She’s juiced about making music again. Touring. And mixing wine and marijuana.
But it’s not what you’re thinking.
Etheridge’s No Label Private Reserve is a cannabis-infused $420-a-bottle wine that she helped develop after successfully battling breast cancer. The wine, created with the Greenway dispensary in Santa Cruz, California, is mixed with cannabidiol (CBD), the extract from the plant that has no psychological impact on its users, unlike tetrahydrocannabinol (THC).
“It’s a whole new horizon of products that are coming out of the cannabis revolution,” Etheridge, 54, said in a telephone interview. “The social stigma that has been placed on cannabis is slowly being lifted, but people still have this huge fear of this marvelous, medicinal plant.”

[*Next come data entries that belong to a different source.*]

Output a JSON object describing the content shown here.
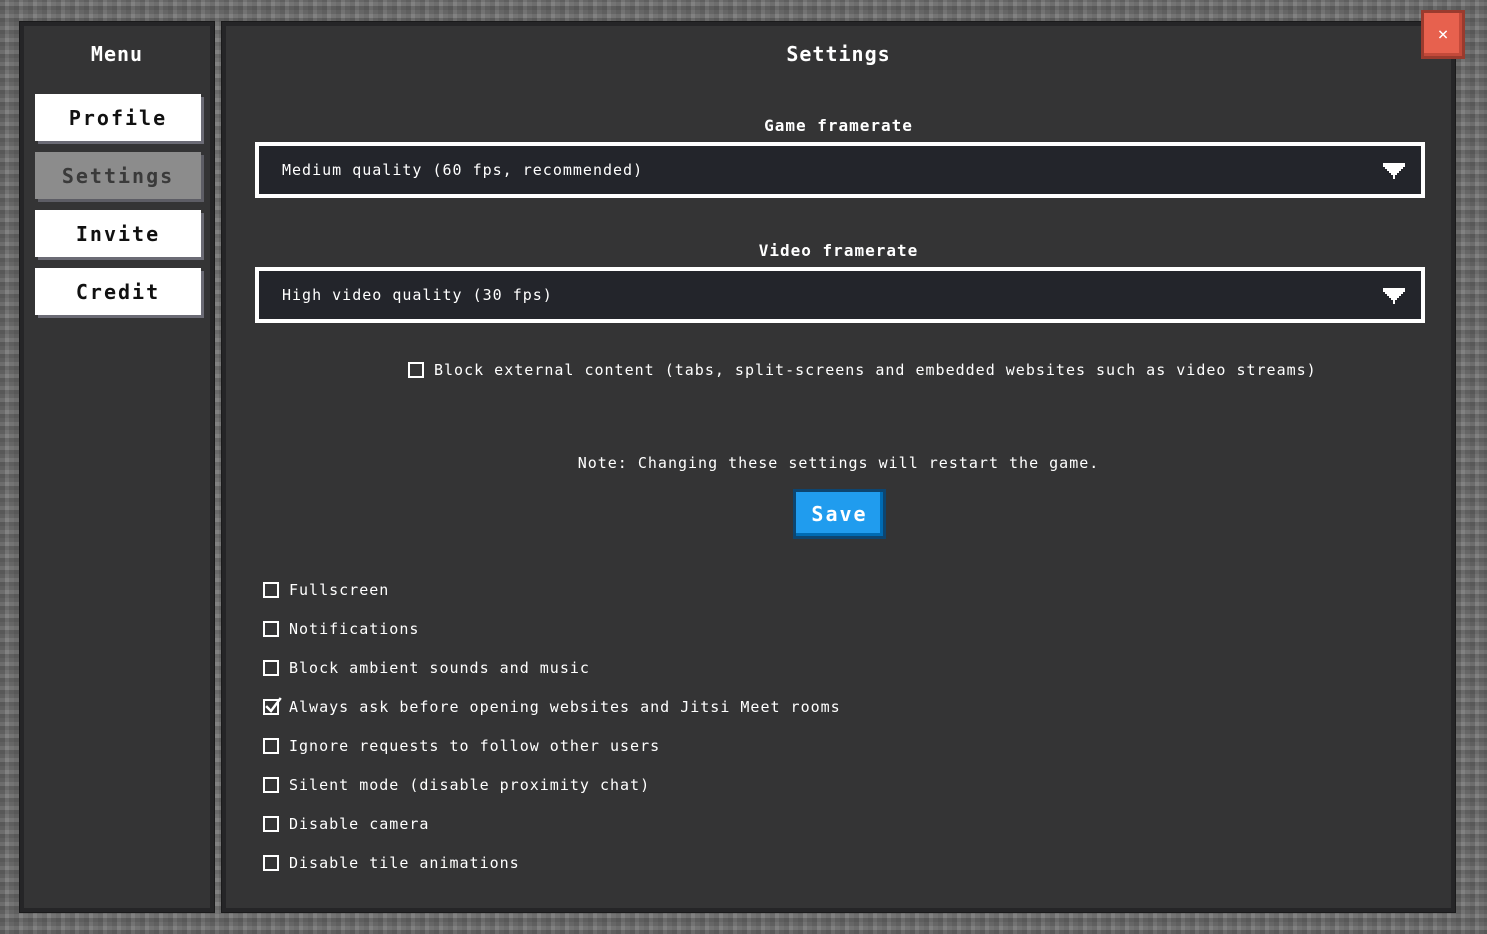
{
  "menu": {
    "title": "Menu",
    "items": [
      {
        "label": "Profile",
        "active": false
      },
      {
        "label": "Settings",
        "active": true
      },
      {
        "label": "Invite",
        "active": false
      },
      {
        "label": "Credit",
        "active": false
      }
    ]
  },
  "settings": {
    "title": "Settings",
    "game_framerate": {
      "label": "Game framerate",
      "value": "Medium quality (60 fps, recommended)"
    },
    "video_framerate": {
      "label": "Video framerate",
      "value": "High video quality (30 fps)"
    },
    "block_external": {
      "label": "Block external content (tabs, split-screens and embedded websites such as video streams)",
      "checked": false
    },
    "note": "Note: Changing these settings will restart the game.",
    "save_label": "Save",
    "options": [
      {
        "label": "Fullscreen",
        "checked": false
      },
      {
        "label": "Notifications",
        "checked": false
      },
      {
        "label": "Block ambient sounds and music",
        "checked": false
      },
      {
        "label": "Always ask before opening websites and Jitsi Meet rooms",
        "checked": true
      },
      {
        "label": "Ignore requests to follow other users",
        "checked": false
      },
      {
        "label": "Silent mode (disable proximity chat)",
        "checked": false
      },
      {
        "label": "Disable camera",
        "checked": false
      },
      {
        "label": "Disable tile animations",
        "checked": false
      }
    ]
  },
  "close_label": "×",
  "colors": {
    "panel": "#343435",
    "save": "#209cee",
    "close": "#e7614e"
  }
}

Music, Etheridge’s primary concern since the release of her eponymous debut in 1988, has changed immeasurably. But the singer-songwriter has found a way to survive the new realities while recording her latest album, This Is M.E.
“The key is to remain flexible and the way to do that, I’ve discovered, is to keep the enjoyment, keep the love of the work and make that be the focus,” she said. “I want to create the music I love and share it with people, and there are all kinds of different ways I can do that now.”
Etheridge — one of only two solo women songwriters to win a best song Oscar (she won in 2007 with I Need to Wake Up; Carly Simon is the other for Let the River Run in 1989) — went indie. “When the scaffolding was falling down, and the business was sinking year by year, I decided to get new management and jump off the corporate record world. It has made me more of a business person, which I successfully got to not be for many years,” she said.
Touring, which brings her to the Fontainebleau Saturday works, too, because Etheridge has created four formats for the road: solo acoustic shows (a la the Fontainebleau’s Bleau Live date), full band, full band with orchestras and co-headlining shows with Blondie and Joan Jett. “I’m able to come back to these markets and have different, exciting shows, and fans can some see me, and it’s not the same show each time.”
Social media also has Etheridge buzzed. Thanks to sites like Twitter, musicians can reach out to fans directly. “People think the music industry is crashing and ending, but no, this is a new time of artist renaissance when we have a whole lot of power,” she said. “This is kind of fun. The new market levels the playing field.”
Melissa Etheridge performs at Bleau Live at 8 p.m. Saturdayat Fontainebleau, 4441 Collins Ave., Miami Beach. Tickets: $99-$129. Call 305-535-3283 or visit https://fontainebleau.com/melissa-etheridge.